What about Pension Reform?

There have consistently been calls for looking at transitioning the state away from Defined Benefit Pensions (where workers pay a portion of their salary in but get a payment every month when they retire for the rest of their lives) vs. a defined contribution plan, (where workers pay in, and can access and move those funds, if they leave state employment.)  Several states have done this successfully, but there are costs to the transition.  Unions strongly oppose changing from defined benefit to defined contribution plans.  Republicans are divided on the issue.

Pension Policy at a crossroads.

Retirements and redistricting will impact policy on the Legislative Commission on Pensions, which sets policies and hears all bills relating to pensions.  On the senate side, Senator Julie Rosen is retiring.
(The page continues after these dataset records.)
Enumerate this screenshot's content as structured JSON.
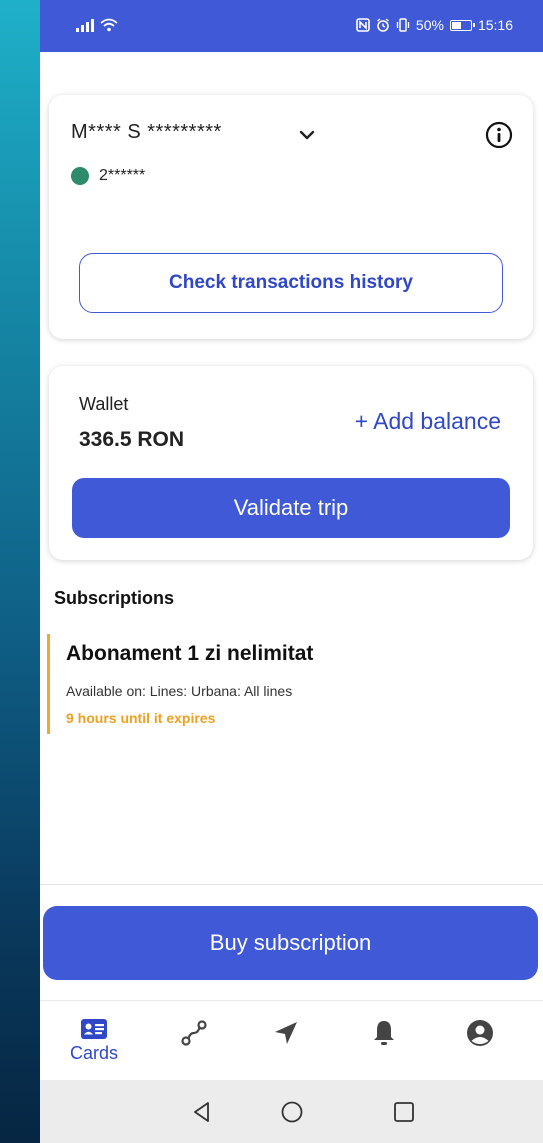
{
  "status_bar": {
    "battery_text": "50%",
    "time": "15:16",
    "battery_level": 0.5
  },
  "account": {
    "name": "M**** S *********",
    "number": "2******",
    "history_button": "Check transactions history"
  },
  "wallet": {
    "label": "Wallet",
    "balance": "336.5 RON",
    "add_balance": "+ Add balance",
    "validate_button": "Validate trip"
  },
  "subscriptions": {
    "heading": "Subscriptions",
    "items": [
      {
        "title": "Abonament 1 zi nelimitat",
        "lines": "Available on: Lines: Urbana: All lines",
        "expiry": "9 hours until it expires"
      }
    ]
  },
  "buy_button": "Buy subscription",
  "tabs": [
    {
      "icon": "cards-icon",
      "label": "Cards",
      "active": true
    },
    {
      "icon": "route-icon"
    },
    {
      "icon": "location-arrow-icon"
    },
    {
      "icon": "bell-icon"
    },
    {
      "icon": "user-icon"
    }
  ],
  "colors": {
    "primary": "#4059d6",
    "accent_text": "#2f47c8",
    "status_green": "#2e8b6b",
    "expiry_orange": "#f0a020"
  }
}
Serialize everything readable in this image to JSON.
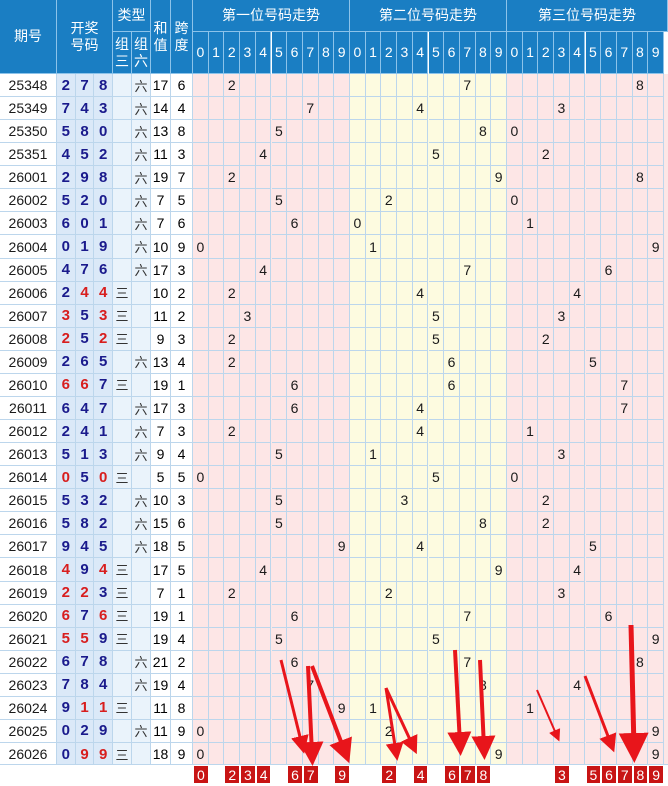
{
  "header": {
    "period": "期号",
    "draw": "开奖\n号码",
    "type": "类型",
    "type_zu3": "组\n三",
    "type_zu6": "组\n六",
    "sum": "和\n值",
    "span": "跨\n度",
    "pos1": "第一位号码走势",
    "pos2": "第二位号码走势",
    "pos3": "第三位号码走势",
    "digits": [
      "0",
      "1",
      "2",
      "3",
      "4",
      "5",
      "6",
      "7",
      "8",
      "9"
    ]
  },
  "type_labels": {
    "zu3": "三",
    "zu6": "六"
  },
  "rows": [
    {
      "period": "25348",
      "d": [
        2,
        7,
        8
      ],
      "type": "zu6",
      "sum": 17,
      "span": 6
    },
    {
      "period": "25349",
      "d": [
        7,
        4,
        3
      ],
      "type": "zu6",
      "sum": 14,
      "span": 4
    },
    {
      "period": "25350",
      "d": [
        5,
        8,
        0
      ],
      "type": "zu6",
      "sum": 13,
      "span": 8
    },
    {
      "period": "25351",
      "d": [
        4,
        5,
        2
      ],
      "type": "zu6",
      "sum": 11,
      "span": 3
    },
    {
      "period": "26001",
      "d": [
        2,
        9,
        8
      ],
      "type": "zu6",
      "sum": 19,
      "span": 7
    },
    {
      "period": "26002",
      "d": [
        5,
        2,
        0
      ],
      "type": "zu6",
      "sum": 7,
      "span": 5
    },
    {
      "period": "26003",
      "d": [
        6,
        0,
        1
      ],
      "type": "zu6",
      "sum": 7,
      "span": 6
    },
    {
      "period": "26004",
      "d": [
        0,
        1,
        9
      ],
      "type": "zu6",
      "sum": 10,
      "span": 9
    },
    {
      "period": "26005",
      "d": [
        4,
        7,
        6
      ],
      "type": "zu6",
      "sum": 17,
      "span": 3
    },
    {
      "period": "26006",
      "d": [
        2,
        4,
        4
      ],
      "type": "zu3",
      "sum": 10,
      "span": 2
    },
    {
      "period": "26007",
      "d": [
        3,
        5,
        3
      ],
      "type": "zu3",
      "sum": 11,
      "span": 2
    },
    {
      "period": "26008",
      "d": [
        2,
        5,
        2
      ],
      "type": "zu3",
      "sum": 9,
      "span": 3
    },
    {
      "period": "26009",
      "d": [
        2,
        6,
        5
      ],
      "type": "zu6",
      "sum": 13,
      "span": 4
    },
    {
      "period": "26010",
      "d": [
        6,
        6,
        7
      ],
      "type": "zu3",
      "sum": 19,
      "span": 1
    },
    {
      "period": "26011",
      "d": [
        6,
        4,
        7
      ],
      "type": "zu6",
      "sum": 17,
      "span": 3
    },
    {
      "period": "26012",
      "d": [
        2,
        4,
        1
      ],
      "type": "zu6",
      "sum": 7,
      "span": 3
    },
    {
      "period": "26013",
      "d": [
        5,
        1,
        3
      ],
      "type": "zu6",
      "sum": 9,
      "span": 4
    },
    {
      "period": "26014",
      "d": [
        0,
        5,
        0
      ],
      "type": "zu3",
      "sum": 5,
      "span": 5
    },
    {
      "period": "26015",
      "d": [
        5,
        3,
        2
      ],
      "type": "zu6",
      "sum": 10,
      "span": 3
    },
    {
      "period": "26016",
      "d": [
        5,
        8,
        2
      ],
      "type": "zu6",
      "sum": 15,
      "span": 6
    },
    {
      "period": "26017",
      "d": [
        9,
        4,
        5
      ],
      "type": "zu6",
      "sum": 18,
      "span": 5
    },
    {
      "period": "26018",
      "d": [
        4,
        9,
        4
      ],
      "type": "zu3",
      "sum": 17,
      "span": 5
    },
    {
      "period": "26019",
      "d": [
        2,
        2,
        3
      ],
      "type": "zu3",
      "sum": 7,
      "span": 1
    },
    {
      "period": "26020",
      "d": [
        6,
        7,
        6
      ],
      "type": "zu3",
      "sum": 19,
      "span": 1
    },
    {
      "period": "26021",
      "d": [
        5,
        5,
        9
      ],
      "type": "zu3",
      "sum": 19,
      "span": 4
    },
    {
      "period": "26022",
      "d": [
        6,
        7,
        8
      ],
      "type": "zu6",
      "sum": 21,
      "span": 2
    },
    {
      "period": "26023",
      "d": [
        7,
        8,
        4
      ],
      "type": "zu6",
      "sum": 19,
      "span": 4
    },
    {
      "period": "26024",
      "d": [
        9,
        1,
        1
      ],
      "type": "zu3",
      "sum": 11,
      "span": 8
    },
    {
      "period": "26025",
      "d": [
        0,
        2,
        9
      ],
      "type": "zu6",
      "sum": 11,
      "span": 9
    },
    {
      "period": "26026",
      "d": [
        0,
        9,
        9
      ],
      "type": "zu3",
      "sum": 18,
      "span": 9
    }
  ],
  "footer_picks": {
    "pos1": [
      "0",
      "",
      "2",
      "3",
      "4",
      "",
      "6",
      "7",
      "",
      "9"
    ],
    "pos2": [
      "",
      "",
      "2",
      "",
      "4",
      "",
      "6",
      "7",
      "8",
      ""
    ],
    "pos3": [
      "",
      "",
      "",
      "3",
      "",
      "5",
      "6",
      "7",
      "8",
      "9"
    ]
  },
  "colors": {
    "header_blue": "#1a7ec3",
    "pos1_band": "#fde6e6",
    "pos2_band": "#fdfbe0",
    "pos3_band": "#fde6e6",
    "draw_blue": "#1a1a8c",
    "draw_repeat_red": "#d81e1e",
    "arrow_red": "#e8151b",
    "footer_red": "#c81414"
  }
}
She has long been a champion of the defined Benefit Pensions and has always supported increasing funding. In addition, Senator Sandy Pappas, another pension champion, is being challenged by 2 people in her district.  In the house, Rep. Mary Murphy has been moved into a more evenly divided district in an area that has been trending Republican. If they do not return, it will likely be up to a new generation of legislators to decide on the future of Minnesotans' pensions.


Investment Policy at a crossroads

Mansco Perry, the current director of the State Investment Board is retiring after 10 years at the helm of SBI.  His track record in investment success was good, although the stock market has been pretty kind in the last decade to big institutional investors like the State of Minnesota, when assets are prudently managed, as they have been by Perry.  Governor Walz is currently working on naming a replacement after a national search.  Both Perry and his predecessor Howard Bicker were serious green-eyeshade guys, who avoided politics and treated fads like ESG and boycotts as just another compliance issue that still took a back seat to return on investment.  And the pensions have a statutorily required average return on investment of 7.5% over the next 15 years.  In reality, they require a return much greater than average to stay whole as they pay out their funds over time.  The statutory return assumption will be revised from time to time to reflect the investment environment.  If we are heading into a bear market, as some believe, this will make it harder to get the kind of returns that will be necessary to keep the pensions going and prevent the state from having to put more money into them from the General Fund.